“I remember our table read with most of the cast. All of us were together in Italy, and before we had started, Julian (Fellowes, screenwriter and creator of Downton Abbey) said something to us that stuck with me ever since. He said, ‘This generation deserves their own Romeo and Juliet.’ I really think that is true. That is what I have been thinking about ever since -- the excitement of introducing this to this generation. I think everybody deserves to discover or rediscover this story.”
Unlike previous starlets who have played Juliet on screen, Steinfeld is much closer to the real character’s age. That enabled the actress to find common ground that she hopes will set her apart.
“What I love so much about Juliet is how youthful she is and how innocent she is. It was really interesting, exploring her emotions myself, at that age. I definitely explored a side of vulnerability and innocence that I had never really done before,” admitted the actress who will soon be seen in Ender's Game.

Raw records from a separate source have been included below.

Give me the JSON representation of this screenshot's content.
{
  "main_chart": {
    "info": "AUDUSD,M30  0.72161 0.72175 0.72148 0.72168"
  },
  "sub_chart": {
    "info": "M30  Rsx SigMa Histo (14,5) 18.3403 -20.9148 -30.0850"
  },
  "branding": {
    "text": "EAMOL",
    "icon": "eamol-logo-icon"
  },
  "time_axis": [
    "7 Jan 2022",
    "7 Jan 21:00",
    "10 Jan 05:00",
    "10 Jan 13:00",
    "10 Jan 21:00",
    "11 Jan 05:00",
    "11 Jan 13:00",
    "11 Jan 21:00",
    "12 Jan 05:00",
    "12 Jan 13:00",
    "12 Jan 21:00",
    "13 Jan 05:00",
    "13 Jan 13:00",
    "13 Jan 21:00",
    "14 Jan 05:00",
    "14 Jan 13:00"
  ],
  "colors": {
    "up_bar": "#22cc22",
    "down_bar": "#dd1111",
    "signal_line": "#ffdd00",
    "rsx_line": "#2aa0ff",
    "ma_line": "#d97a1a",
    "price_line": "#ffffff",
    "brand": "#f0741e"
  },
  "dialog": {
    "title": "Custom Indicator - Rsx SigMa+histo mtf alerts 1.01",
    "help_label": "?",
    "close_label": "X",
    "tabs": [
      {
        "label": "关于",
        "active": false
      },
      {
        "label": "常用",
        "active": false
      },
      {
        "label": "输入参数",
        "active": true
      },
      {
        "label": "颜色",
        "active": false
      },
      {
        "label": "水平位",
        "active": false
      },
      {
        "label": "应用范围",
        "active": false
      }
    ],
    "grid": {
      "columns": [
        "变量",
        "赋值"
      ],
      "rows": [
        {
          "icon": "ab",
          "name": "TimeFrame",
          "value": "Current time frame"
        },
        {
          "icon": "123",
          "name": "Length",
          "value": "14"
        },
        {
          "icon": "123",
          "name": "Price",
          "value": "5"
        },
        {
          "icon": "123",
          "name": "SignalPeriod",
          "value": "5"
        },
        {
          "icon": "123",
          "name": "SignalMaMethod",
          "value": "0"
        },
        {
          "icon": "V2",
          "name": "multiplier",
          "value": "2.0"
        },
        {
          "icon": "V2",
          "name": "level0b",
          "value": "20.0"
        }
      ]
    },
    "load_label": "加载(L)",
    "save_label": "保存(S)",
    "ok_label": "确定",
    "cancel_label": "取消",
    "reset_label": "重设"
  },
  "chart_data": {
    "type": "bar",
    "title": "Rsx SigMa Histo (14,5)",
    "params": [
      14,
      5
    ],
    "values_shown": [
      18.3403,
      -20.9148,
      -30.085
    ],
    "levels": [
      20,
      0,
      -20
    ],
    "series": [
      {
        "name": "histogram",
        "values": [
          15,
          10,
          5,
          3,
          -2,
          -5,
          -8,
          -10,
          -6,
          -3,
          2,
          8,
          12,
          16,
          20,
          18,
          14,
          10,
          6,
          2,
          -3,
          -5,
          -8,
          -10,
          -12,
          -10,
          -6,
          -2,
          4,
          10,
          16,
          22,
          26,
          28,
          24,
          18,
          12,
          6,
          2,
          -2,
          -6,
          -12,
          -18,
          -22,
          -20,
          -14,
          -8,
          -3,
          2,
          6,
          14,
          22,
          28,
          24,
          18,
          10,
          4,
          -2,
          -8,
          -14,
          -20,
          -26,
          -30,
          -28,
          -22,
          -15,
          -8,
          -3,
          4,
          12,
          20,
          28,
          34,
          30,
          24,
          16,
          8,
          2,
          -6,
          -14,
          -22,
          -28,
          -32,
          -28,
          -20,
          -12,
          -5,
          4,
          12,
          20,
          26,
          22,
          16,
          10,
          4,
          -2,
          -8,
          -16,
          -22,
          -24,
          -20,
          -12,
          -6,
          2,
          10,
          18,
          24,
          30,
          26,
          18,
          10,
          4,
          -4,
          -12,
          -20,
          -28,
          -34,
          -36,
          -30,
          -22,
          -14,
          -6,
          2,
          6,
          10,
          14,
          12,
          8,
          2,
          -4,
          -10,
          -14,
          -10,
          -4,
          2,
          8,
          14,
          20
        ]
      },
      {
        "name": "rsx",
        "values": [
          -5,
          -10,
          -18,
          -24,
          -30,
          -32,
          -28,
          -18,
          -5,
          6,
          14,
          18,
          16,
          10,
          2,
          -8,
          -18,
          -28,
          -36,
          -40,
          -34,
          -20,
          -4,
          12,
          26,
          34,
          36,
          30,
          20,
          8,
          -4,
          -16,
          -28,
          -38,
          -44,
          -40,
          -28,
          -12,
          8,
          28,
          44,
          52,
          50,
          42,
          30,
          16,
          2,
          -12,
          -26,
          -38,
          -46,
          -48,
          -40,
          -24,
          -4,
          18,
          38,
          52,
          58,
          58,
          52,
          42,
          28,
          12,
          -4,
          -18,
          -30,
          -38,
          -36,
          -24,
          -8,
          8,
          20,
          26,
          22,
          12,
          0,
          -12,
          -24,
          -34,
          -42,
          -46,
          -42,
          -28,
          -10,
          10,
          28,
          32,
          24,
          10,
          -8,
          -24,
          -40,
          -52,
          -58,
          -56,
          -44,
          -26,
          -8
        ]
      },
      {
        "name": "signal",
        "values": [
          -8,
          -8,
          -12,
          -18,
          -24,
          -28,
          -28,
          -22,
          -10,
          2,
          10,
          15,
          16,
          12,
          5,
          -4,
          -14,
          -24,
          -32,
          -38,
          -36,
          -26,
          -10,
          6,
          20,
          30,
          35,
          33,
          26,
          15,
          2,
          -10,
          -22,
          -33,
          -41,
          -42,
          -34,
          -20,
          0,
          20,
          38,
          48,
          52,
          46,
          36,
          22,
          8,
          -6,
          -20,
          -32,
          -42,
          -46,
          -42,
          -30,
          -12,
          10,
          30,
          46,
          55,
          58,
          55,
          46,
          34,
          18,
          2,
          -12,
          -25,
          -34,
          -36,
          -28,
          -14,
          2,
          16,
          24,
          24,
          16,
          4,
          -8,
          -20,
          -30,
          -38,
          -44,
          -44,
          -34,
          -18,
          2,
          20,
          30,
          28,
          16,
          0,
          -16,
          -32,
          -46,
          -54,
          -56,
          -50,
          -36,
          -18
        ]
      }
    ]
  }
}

“I think her innocence and her vulnerability is really present. Another thing is that she is very strong and independent. What is so beautiful about the story is that she doesn’t really know what she wants until she doesn’t have it, which is like most of us. You really see her fight for what she loves. She does what she can to get to what she wants.”
The Romeo and Juliet trailer shows us a different side of Steinfeld than she revealed to the world in True Grit. Yet, she found a common challenge with both roles. “The dialogue definitely added to the list of challenges with both of the roles. With True Grit, the language was very specific, as is Shakespeare,” Steinfeld said.
“You couldn’t really improvise, nor would you really ever have to. I never felt the need to. It was all so beautifully written, and it was all right there. With Shakespeare, it was definitely a process, learning that text and going through and translating each thing. My script was filled with itty bitty writing. So, I would say they were both as difficult.”
Whereas her character in True Grit was a tomboy, Juliet is much more of a classical younger girl character. But, there was a common thread between the two that Steinfeld grabbed on to.
“I would say that the strength that was in both characters is similar. My character in True Grit would set these goals for herself that seemed near impossible, but to her they were possible. She was never going to believe anything else other than that,” Steinfeld reported.
“I think that is the same with Juliet. She doesn’t necessarily set goals for herself, but she knows what she wants to do and where she wants to end up. She is going to do whatever she can to get there and be happy. That is the similarity that comes to mind.”
Her Romeo, actor Douglas Booth, and her immediately hit it off when they met in Italy. To say that helped is a gross understatement. “We were really comfortable with each other after spending a couple of weeks together in Italy. As actors, we have great chemistry. It was important for us to have that for the story to be impactful,” Steinfeld said.
What perhaps was not so easy were the period costumes. Although they are exquisite to look at, given that they filmed in summer… they were not the friendliest to staying cool under the pressure of bringing a Shakespeare legend to life.
“The only reason I say they were uncomfortable is that they never really cooperated with the weather,” she said and laughed. “They were so beautiful. Even if they are uncomfortable, the way they are structured really has an impact on how you play the role.”
Before tackling Romeo and Juliet, fate had a funny way of introducing her to the classic. "I was reading it in school a little over a year ago, around the same time we were getting ready to film the movie, so that was very convenient,” she said. “This whole experience was my introduction.”